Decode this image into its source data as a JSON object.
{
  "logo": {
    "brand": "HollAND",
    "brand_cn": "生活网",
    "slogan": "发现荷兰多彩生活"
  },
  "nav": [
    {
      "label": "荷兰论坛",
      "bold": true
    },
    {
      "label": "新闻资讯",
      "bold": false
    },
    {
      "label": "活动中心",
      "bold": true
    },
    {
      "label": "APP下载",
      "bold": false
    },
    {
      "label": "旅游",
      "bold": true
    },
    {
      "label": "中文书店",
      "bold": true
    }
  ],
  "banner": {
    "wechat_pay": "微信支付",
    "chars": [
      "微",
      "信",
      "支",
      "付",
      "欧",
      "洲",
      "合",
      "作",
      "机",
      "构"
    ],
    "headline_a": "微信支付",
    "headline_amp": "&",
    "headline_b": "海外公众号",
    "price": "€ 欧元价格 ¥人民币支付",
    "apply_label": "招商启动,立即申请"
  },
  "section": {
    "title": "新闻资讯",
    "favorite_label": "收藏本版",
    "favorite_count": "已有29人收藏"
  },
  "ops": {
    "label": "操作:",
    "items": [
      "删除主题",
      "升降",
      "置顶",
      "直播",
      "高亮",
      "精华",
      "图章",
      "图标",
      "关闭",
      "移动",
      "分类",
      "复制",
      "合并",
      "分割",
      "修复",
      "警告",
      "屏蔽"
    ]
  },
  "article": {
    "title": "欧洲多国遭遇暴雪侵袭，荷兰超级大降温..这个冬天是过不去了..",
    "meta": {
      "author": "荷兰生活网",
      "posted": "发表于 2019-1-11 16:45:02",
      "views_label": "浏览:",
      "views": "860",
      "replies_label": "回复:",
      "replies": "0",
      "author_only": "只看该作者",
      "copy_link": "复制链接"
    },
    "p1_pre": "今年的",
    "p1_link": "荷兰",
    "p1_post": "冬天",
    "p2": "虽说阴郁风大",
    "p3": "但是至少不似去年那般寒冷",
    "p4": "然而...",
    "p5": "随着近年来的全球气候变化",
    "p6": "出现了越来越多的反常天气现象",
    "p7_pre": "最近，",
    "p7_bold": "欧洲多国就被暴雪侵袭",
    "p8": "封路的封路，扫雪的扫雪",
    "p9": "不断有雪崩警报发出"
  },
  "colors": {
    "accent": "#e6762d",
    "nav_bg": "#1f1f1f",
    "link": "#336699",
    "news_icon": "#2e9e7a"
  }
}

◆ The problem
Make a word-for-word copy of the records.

◆ Answer below
Decode this image into its source data as a JSON object.
{
  "logo": {
    "brand": "HollAND",
    "brand_cn": "生活网",
    "slogan": "发现荷兰多彩生活"
  },
  "nav": [
    {
      "label": "荷兰论坛",
      "bold": true
    },
    {
      "label": "新闻资讯",
      "bold": false
    },
    {
      "label": "活动中心",
      "bold": true
    },
    {
      "label": "APP下载",
      "bold": false
    },
    {
      "label": "旅游",
      "bold": true
    },
    {
      "label": "中文书店",
      "bold": true
    }
  ],
  "banner": {
    "wechat_pay": "微信支付",
    "chars": [
      "微",
      "信",
      "支",
      "付",
      "欧",
      "洲",
      "合",
      "作",
      "机",
      "构"
    ],
    "headline_a": "微信支付",
    "headline_amp": "&",
    "headline_b": "海外公众号",
    "price": "€ 欧元价格 ¥人民币支付",
    "apply_label": "招商启动,立即申请"
  },
  "section": {
    "title": "新闻资讯",
    "favorite_label": "收藏本版",
    "favorite_count": "已有29人收藏"
  },
  "ops": {
    "label": "操作:",
    "items": [
      "删除主题",
      "升降",
      "置顶",
      "直播",
      "高亮",
      "精华",
      "图章",
      "图标",
      "关闭",
      "移动",
      "分类",
      "复制",
      "合并",
      "分割",
      "修复",
      "警告",
      "屏蔽"
    ]
  },
  "article": {
    "title": "欧洲多国遭遇暴雪侵袭，荷兰超级大降温..这个冬天是过不去了..",
    "meta": {
      "author": "荷兰生活网",
      "posted": "发表于 2019-1-11 16:45:02",
      "views_label": "浏览:",
      "views": "860",
      "replies_label": "回复:",
      "replies": "0",
      "author_only": "只看该作者",
      "copy_link": "复制链接"
    },
    "p1_pre": "今年的",
    "p1_link": "荷兰",
    "p1_post": "冬天",
    "p2": "虽说阴郁风大",
    "p3": "但是至少不似去年那般寒冷",
    "p4": "然而...",
    "p5": "随着近年来的全球气候变化",
    "p6": "出现了越来越多的反常天气现象",
    "p7_pre": "最近，",
    "p7_bold": "欧洲多国就被暴雪侵袭",
    "p8": "封路的封路，扫雪的扫雪",
    "p9": "不断有雪崩警报发出"
  },
  "colors": {
    "accent": "#e6762d",
    "nav_bg": "#1f1f1f",
    "link": "#336699",
    "news_icon": "#2e9e7a"
  }
}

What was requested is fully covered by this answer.